Review: Outdoorsmans Pan Head
By Jordan Budd, Rokslide Staff
I think one of the most underrated or overlooked pieces of gear in a kit is not only your tripod legs, but your tripod head. After investing in awesome optics, without a good tripod/head combo it's hard to see the max potential of your optics. Based in Arizona, Outdoorsmans is well known for their tripod legs, heads, window mounts and other outdoor gear. At the 2017 Sheep Show, I had the opportunity to get my hands on the Outdoorsmans Pan Head. I was very impressed with it and arranged for a Rokslide review.
The first few things I found while playing with it on the showroom floor was how solid and well-built it was. The pan and tilt were butter smooth with no play in the head even with the tension screws looser. My uses for this head are for regular glassing, but I also needed it to handle digiscoping and be easy to use self-filming in the backcountry. Coming in at 11 ounces and small in size, I was really excited to get it out and see how it handled heavy glass.
Outdoorsman Pan Head (lower) compared in size to a Benro S2
Once back in Cody, I mounted the Pan Head on my Slik 634 tripod, then attached my Swarovski 80mm ATS spotting scope. I found the pan and tilt were very smooth. There was no extra play when panning/tilting or when the tension screws were locked down. Glassing in a grid was noticeably easier than other heads I've used.
Next was my ultimate test... the big 95mm Swarovski ATX with a digiscoping camera on it. The previous heads I've used have had trouble locking solid, so once you get on an animal and put your digiscope kit on the eye piece, the extra weight causes the objective lens to rise and you have to find the animal again. I understand this is to be expected with extra weight on the back end, so this was a good test for the head. I was very happy with the outcome; the head locks very solid and there was a slight amount of rise but the animal never left the frame. Giant step up from the other heads.
The Outdoorsman Pan Head handled both the Swarovski ATS 80mm and ATX 95mm well
Next, I put my Sony A7 on to see the ease of use while trying to self-film, mostly with one hand, and again the head proved itself. The grease that they use does make the head a true fluid head, something that I really wanted to have. Most other heads I have used don't have consistent fluid motion, meaning the tension feels loose sometimes and tighter other times in the same motion. Not the case with the Pan Head, it is a true steady fluid motion.

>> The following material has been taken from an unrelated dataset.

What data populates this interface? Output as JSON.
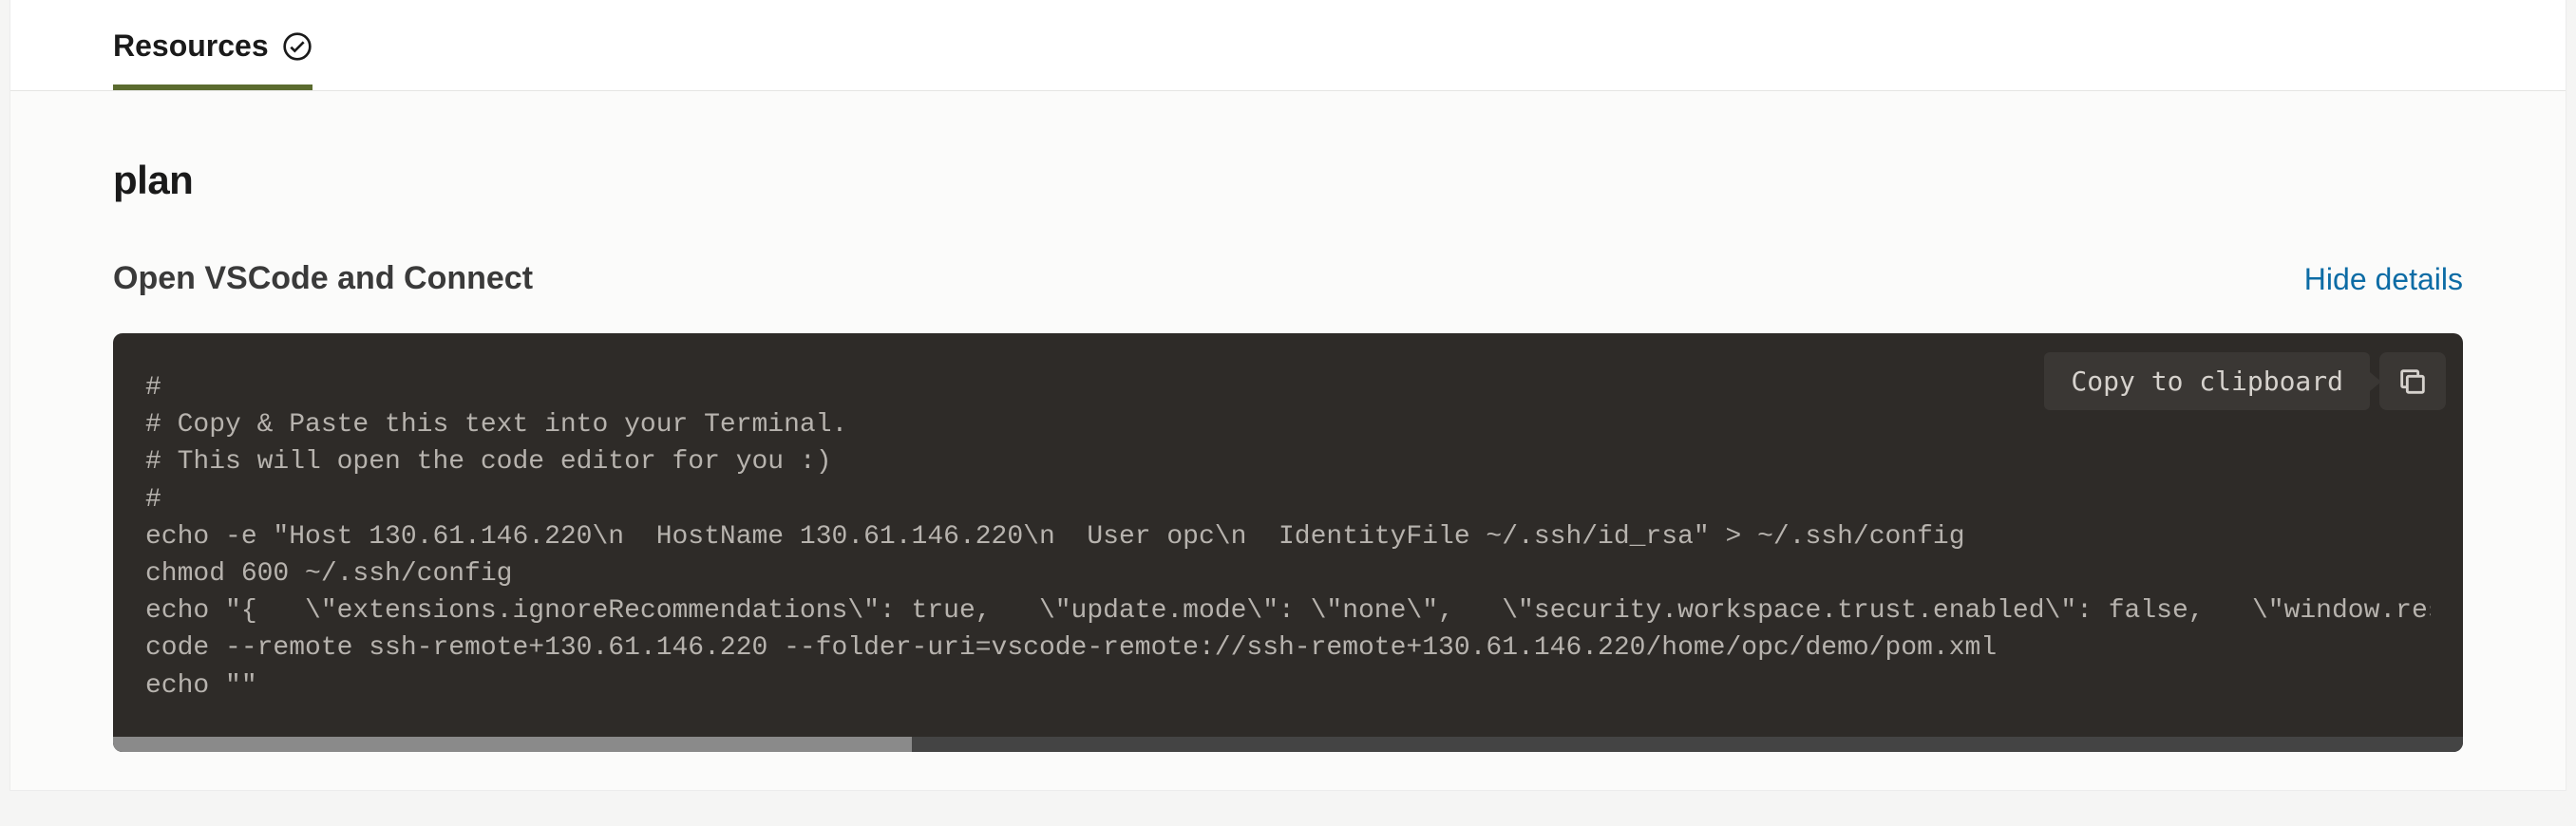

In conclusion, one of the most asked questions we get on the Rokslide forum about these heads is if they are worth the cash. In my opinion if you are relying on your glass a lot, it is absolutely worth it and I will be buying one myself. These heads are well-made, lock down solid, are lightweight and offer a low profile. Checking around, their resale value tends to stay high as well. For me, the Outdoorsman Pan Head has been a night and day difference upgrade from the other heads I've been using. I'll be using this head for many hunts to come.
Here is a video I did on the Outdoorsmans Pan Head's features and benefits: Video Review
You can ask Jordan questions or discuss this article here